SOURCE DATA Block Start

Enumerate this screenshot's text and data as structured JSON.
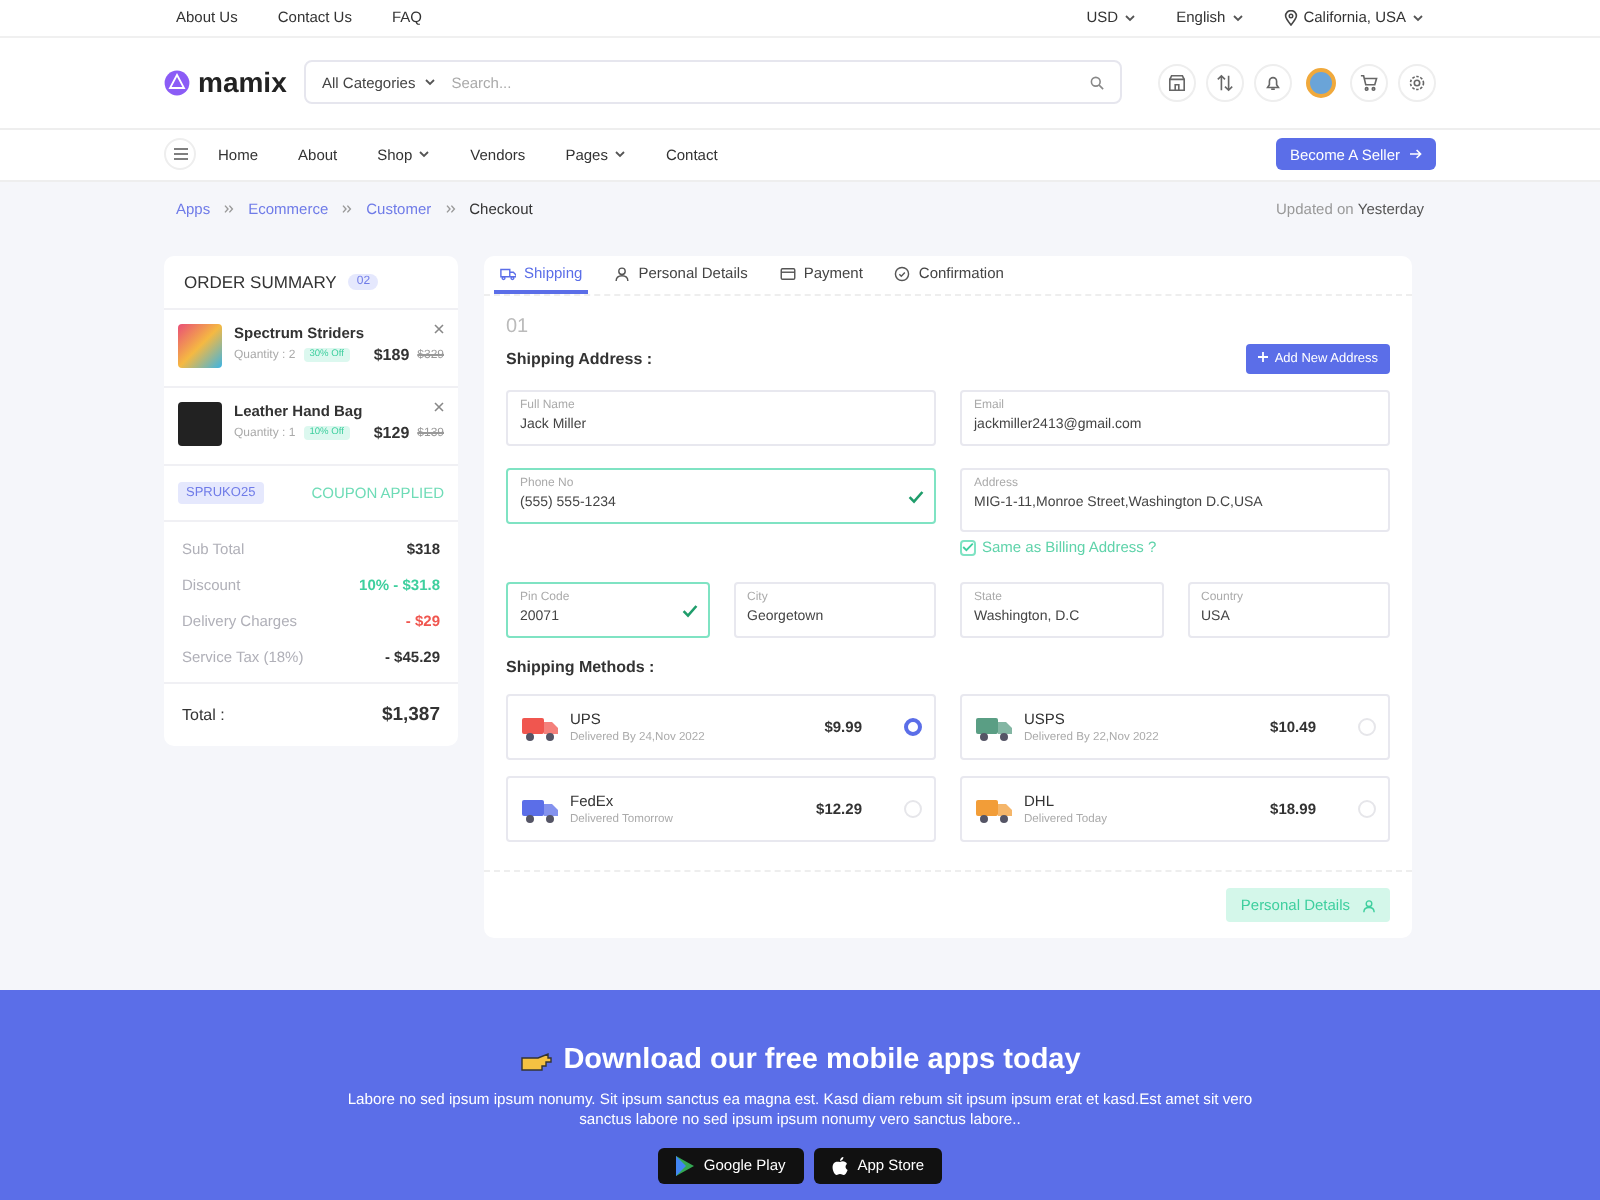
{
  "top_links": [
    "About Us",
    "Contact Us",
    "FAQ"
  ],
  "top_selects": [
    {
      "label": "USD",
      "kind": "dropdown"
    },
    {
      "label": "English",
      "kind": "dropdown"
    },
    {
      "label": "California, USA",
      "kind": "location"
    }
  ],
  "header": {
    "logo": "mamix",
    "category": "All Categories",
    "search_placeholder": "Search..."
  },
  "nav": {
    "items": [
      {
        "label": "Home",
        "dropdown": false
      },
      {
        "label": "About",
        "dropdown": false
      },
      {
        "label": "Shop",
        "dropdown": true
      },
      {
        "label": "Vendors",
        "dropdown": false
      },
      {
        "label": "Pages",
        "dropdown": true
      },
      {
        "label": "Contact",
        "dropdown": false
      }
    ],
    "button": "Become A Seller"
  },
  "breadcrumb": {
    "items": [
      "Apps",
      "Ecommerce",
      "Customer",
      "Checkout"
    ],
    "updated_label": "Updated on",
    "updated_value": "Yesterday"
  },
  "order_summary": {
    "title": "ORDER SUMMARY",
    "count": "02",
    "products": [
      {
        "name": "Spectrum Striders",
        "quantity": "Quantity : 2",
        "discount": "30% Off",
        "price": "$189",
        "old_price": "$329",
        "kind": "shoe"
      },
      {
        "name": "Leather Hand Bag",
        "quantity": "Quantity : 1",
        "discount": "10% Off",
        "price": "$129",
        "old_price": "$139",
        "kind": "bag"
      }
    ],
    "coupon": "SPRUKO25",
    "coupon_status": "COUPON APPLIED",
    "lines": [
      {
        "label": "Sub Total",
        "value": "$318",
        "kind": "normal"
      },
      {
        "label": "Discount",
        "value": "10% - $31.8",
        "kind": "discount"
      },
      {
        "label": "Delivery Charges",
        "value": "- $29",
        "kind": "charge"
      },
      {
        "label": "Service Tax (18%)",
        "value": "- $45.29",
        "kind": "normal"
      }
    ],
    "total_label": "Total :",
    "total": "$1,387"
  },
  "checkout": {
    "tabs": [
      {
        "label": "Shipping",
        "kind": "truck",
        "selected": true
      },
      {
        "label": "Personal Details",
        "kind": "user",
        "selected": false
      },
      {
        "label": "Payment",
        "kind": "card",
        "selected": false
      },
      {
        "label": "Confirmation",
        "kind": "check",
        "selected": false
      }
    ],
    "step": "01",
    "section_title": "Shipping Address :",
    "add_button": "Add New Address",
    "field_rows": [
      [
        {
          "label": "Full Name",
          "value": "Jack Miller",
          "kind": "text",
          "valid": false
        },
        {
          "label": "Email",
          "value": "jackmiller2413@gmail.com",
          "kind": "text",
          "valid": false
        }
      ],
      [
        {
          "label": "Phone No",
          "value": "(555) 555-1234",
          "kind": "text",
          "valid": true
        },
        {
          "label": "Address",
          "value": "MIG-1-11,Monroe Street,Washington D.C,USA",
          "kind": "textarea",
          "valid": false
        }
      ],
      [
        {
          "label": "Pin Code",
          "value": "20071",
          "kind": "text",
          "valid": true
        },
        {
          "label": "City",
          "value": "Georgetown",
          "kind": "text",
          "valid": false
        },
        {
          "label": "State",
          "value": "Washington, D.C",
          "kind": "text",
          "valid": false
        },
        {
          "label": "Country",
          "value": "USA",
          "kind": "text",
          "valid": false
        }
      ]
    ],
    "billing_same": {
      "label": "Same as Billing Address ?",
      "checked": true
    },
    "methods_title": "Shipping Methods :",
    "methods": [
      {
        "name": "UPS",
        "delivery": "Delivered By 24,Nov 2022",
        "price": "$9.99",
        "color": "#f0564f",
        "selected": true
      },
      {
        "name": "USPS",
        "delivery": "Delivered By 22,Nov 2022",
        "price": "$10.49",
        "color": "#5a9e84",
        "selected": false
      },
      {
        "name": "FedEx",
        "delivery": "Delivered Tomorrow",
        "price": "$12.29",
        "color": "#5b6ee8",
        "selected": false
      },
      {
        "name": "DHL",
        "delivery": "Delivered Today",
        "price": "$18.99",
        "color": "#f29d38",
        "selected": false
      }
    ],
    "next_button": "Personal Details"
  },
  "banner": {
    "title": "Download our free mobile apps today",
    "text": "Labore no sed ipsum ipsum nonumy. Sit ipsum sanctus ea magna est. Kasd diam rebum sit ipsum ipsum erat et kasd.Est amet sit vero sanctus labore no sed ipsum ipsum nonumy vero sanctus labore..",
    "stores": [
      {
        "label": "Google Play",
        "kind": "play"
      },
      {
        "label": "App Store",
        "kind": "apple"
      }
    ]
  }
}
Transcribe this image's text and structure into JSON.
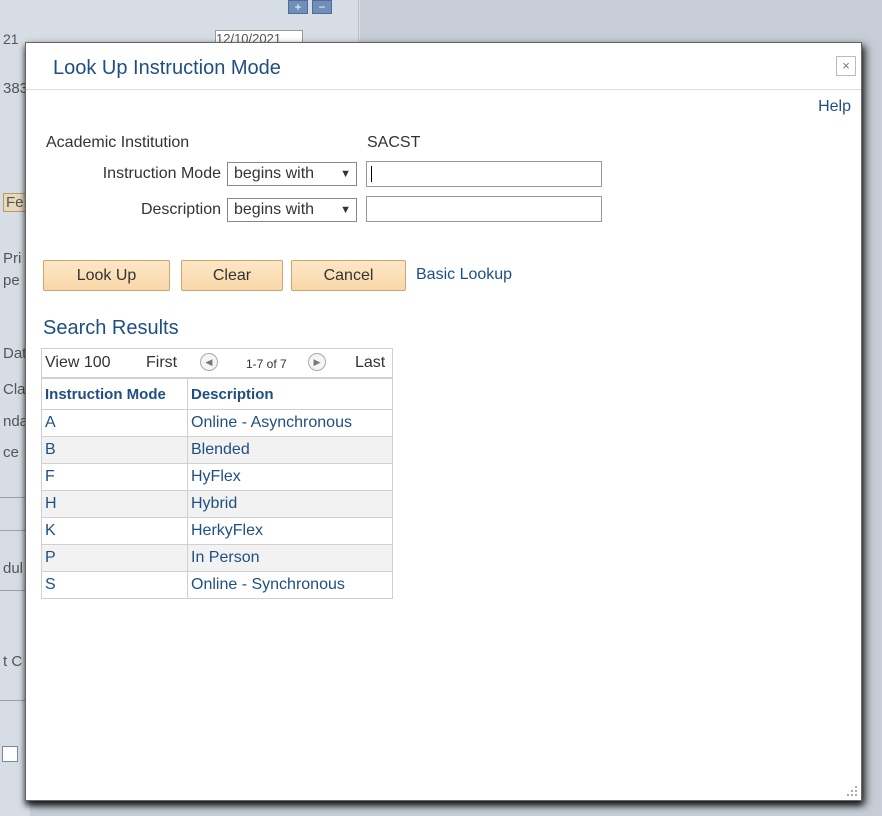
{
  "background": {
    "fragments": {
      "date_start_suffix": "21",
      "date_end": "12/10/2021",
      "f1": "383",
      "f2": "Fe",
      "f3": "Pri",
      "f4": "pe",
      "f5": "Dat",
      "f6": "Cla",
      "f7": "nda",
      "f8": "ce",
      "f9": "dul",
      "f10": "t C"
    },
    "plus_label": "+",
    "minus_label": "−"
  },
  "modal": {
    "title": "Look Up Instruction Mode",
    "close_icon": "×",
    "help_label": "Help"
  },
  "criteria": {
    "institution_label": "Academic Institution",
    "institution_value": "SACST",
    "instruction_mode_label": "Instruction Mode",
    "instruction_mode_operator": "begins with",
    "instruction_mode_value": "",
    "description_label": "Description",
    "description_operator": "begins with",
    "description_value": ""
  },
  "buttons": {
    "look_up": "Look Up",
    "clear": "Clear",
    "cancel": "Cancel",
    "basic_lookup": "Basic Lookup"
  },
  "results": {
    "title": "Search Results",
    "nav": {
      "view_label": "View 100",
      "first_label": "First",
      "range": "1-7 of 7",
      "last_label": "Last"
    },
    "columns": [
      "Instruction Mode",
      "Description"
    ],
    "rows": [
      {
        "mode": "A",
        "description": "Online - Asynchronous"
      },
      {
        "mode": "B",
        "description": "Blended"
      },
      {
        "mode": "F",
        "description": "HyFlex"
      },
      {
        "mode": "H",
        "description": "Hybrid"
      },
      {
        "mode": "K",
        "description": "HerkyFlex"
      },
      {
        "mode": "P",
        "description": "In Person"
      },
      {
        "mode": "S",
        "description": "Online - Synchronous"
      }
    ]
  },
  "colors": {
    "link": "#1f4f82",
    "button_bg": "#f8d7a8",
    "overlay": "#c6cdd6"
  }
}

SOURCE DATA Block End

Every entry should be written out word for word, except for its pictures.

• _TASK OUTPUT_:
Enumerate this screenshot's text and data as structured JSON.
{
  "top_links": [
    "About Us",
    "Contact Us",
    "FAQ"
  ],
  "top_selects": [
    {
      "label": "USD",
      "kind": "dropdown"
    },
    {
      "label": "English",
      "kind": "dropdown"
    },
    {
      "label": "California, USA",
      "kind": "location"
    }
  ],
  "header": {
    "logo": "mamix",
    "category": "All Categories",
    "search_placeholder": "Search..."
  },
  "nav": {
    "items": [
      {
        "label": "Home",
        "dropdown": false
      },
      {
        "label": "About",
        "dropdown": false
      },
      {
        "label": "Shop",
        "dropdown": true
      },
      {
        "label": "Vendors",
        "dropdown": false
      },
      {
        "label": "Pages",
        "dropdown": true
      },
      {
        "label": "Contact",
        "dropdown": false
      }
    ],
    "button": "Become A Seller"
  },
  "breadcrumb": {
    "items": [
      "Apps",
      "Ecommerce",
      "Customer",
      "Checkout"
    ],
    "updated_label": "Updated on",
    "updated_value": "Yesterday"
  },
  "order_summary": {
    "title": "ORDER SUMMARY",
    "count": "02",
    "products": [
      {
        "name": "Spectrum Striders",
        "quantity": "Quantity : 2",
        "discount": "30% Off",
        "price": "$189",
        "old_price": "$329",
        "kind": "shoe"
      },
      {
        "name": "Leather Hand Bag",
        "quantity": "Quantity : 1",
        "discount": "10% Off",
        "price": "$129",
        "old_price": "$139",
        "kind": "bag"
      }
    ],
    "coupon": "SPRUKO25",
    "coupon_status": "COUPON APPLIED",
    "lines": [
      {
        "label": "Sub Total",
        "value": "$318",
        "kind": "normal"
      },
      {
        "label": "Discount",
        "value": "10% - $31.8",
        "kind": "discount"
      },
      {
        "label": "Delivery Charges",
        "value": "- $29",
        "kind": "charge"
      },
      {
        "label": "Service Tax (18%)",
        "value": "- $45.29",
        "kind": "normal"
      }
    ],
    "total_label": "Total :",
    "total": "$1,387"
  },
  "checkout": {
    "tabs": [
      {
        "label": "Shipping",
        "kind": "truck",
        "selected": true
      },
      {
        "label": "Personal Details",
        "kind": "user",
        "selected": false
      },
      {
        "label": "Payment",
        "kind": "card",
        "selected": false
      },
      {
        "label": "Confirmation",
        "kind": "check",
        "selected": false
      }
    ],
    "step": "01",
    "section_title": "Shipping Address :",
    "add_button": "Add New Address",
    "field_rows": [
      [
        {
          "label": "Full Name",
          "value": "Jack Miller",
          "kind": "text",
          "valid": false
        },
        {
          "label": "Email",
          "value": "jackmiller2413@gmail.com",
          "kind": "text",
          "valid": false
        }
      ],
      [
        {
          "label": "Phone No",
          "value": "(555) 555-1234",
          "kind": "text",
          "valid": true
        },
        {
          "label": "Address",
          "value": "MIG-1-11,Monroe Street,Washington D.C,USA",
          "kind": "textarea",
          "valid": false
        }
      ],
      [
        {
          "label": "Pin Code",
          "value": "20071",
          "kind": "text",
          "valid": true
        },
        {
          "label": "City",
          "value": "Georgetown",
          "kind": "text",
          "valid": false
        },
        {
          "label": "State",
          "value": "Washington, D.C",
          "kind": "text",
          "valid": false
        },
        {
          "label": "Country",
          "value": "USA",
          "kind": "text",
          "valid": false
        }
      ]
    ],
    "billing_same": {
      "label": "Same as Billing Address ?",
      "checked": true
    },
    "methods_title": "Shipping Methods :",
    "methods": [
      {
        "name": "UPS",
        "delivery": "Delivered By 24,Nov 2022",
        "price": "$9.99",
        "color": "#f0564f",
        "selected": true
      },
      {
        "name": "USPS",
        "delivery": "Delivered By 22,Nov 2022",
        "price": "$10.49",
        "color": "#5a9e84",
        "selected": false
      },
      {
        "name": "FedEx",
        "delivery": "Delivered Tomorrow",
        "price": "$12.29",
        "color": "#5b6ee8",
        "selected": false
      },
      {
        "name": "DHL",
        "delivery": "Delivered Today",
        "price": "$18.99",
        "color": "#f29d38",
        "selected": false
      }
    ],
    "next_button": "Personal Details"
  },
  "banner": {
    "title": "Download our free mobile apps today",
    "text": "Labore no sed ipsum ipsum nonumy. Sit ipsum sanctus ea magna est. Kasd diam rebum sit ipsum ipsum erat et kasd.Est amet sit vero sanctus labore no sed ipsum ipsum nonumy vero sanctus labore..",
    "stores": [
      {
        "label": "Google Play",
        "kind": "play"
      },
      {
        "label": "App Store",
        "kind": "apple"
      }
    ]
  }
}
Transcribe this image's text and structure into JSON.
{
  "background": {
    "fragments": {
      "date_start_suffix": "21",
      "date_end": "12/10/2021",
      "f1": "383",
      "f2": "Fe",
      "f3": "Pri",
      "f4": "pe",
      "f5": "Dat",
      "f6": "Cla",
      "f7": "nda",
      "f8": "ce",
      "f9": "dul",
      "f10": "t C"
    },
    "plus_label": "+",
    "minus_label": "−"
  },
  "modal": {
    "title": "Look Up Instruction Mode",
    "close_icon": "×",
    "help_label": "Help"
  },
  "criteria": {
    "institution_label": "Academic Institution",
    "institution_value": "SACST",
    "instruction_mode_label": "Instruction Mode",
    "instruction_mode_operator": "begins with",
    "instruction_mode_value": "",
    "description_label": "Description",
    "description_operator": "begins with",
    "description_value": ""
  },
  "buttons": {
    "look_up": "Look Up",
    "clear": "Clear",
    "cancel": "Cancel",
    "basic_lookup": "Basic Lookup"
  },
  "results": {
    "title": "Search Results",
    "nav": {
      "view_label": "View 100",
      "first_label": "First",
      "range": "1-7 of 7",
      "last_label": "Last"
    },
    "columns": [
      "Instruction Mode",
      "Description"
    ],
    "rows": [
      {
        "mode": "A",
        "description": "Online - Asynchronous"
      },
      {
        "mode": "B",
        "description": "Blended"
      },
      {
        "mode": "F",
        "description": "HyFlex"
      },
      {
        "mode": "H",
        "description": "Hybrid"
      },
      {
        "mode": "K",
        "description": "HerkyFlex"
      },
      {
        "mode": "P",
        "description": "In Person"
      },
      {
        "mode": "S",
        "description": "Online - Synchronous"
      }
    ]
  },
  "colors": {
    "link": "#1f4f82",
    "button_bg": "#f8d7a8",
    "overlay": "#c6cdd6"
  }
}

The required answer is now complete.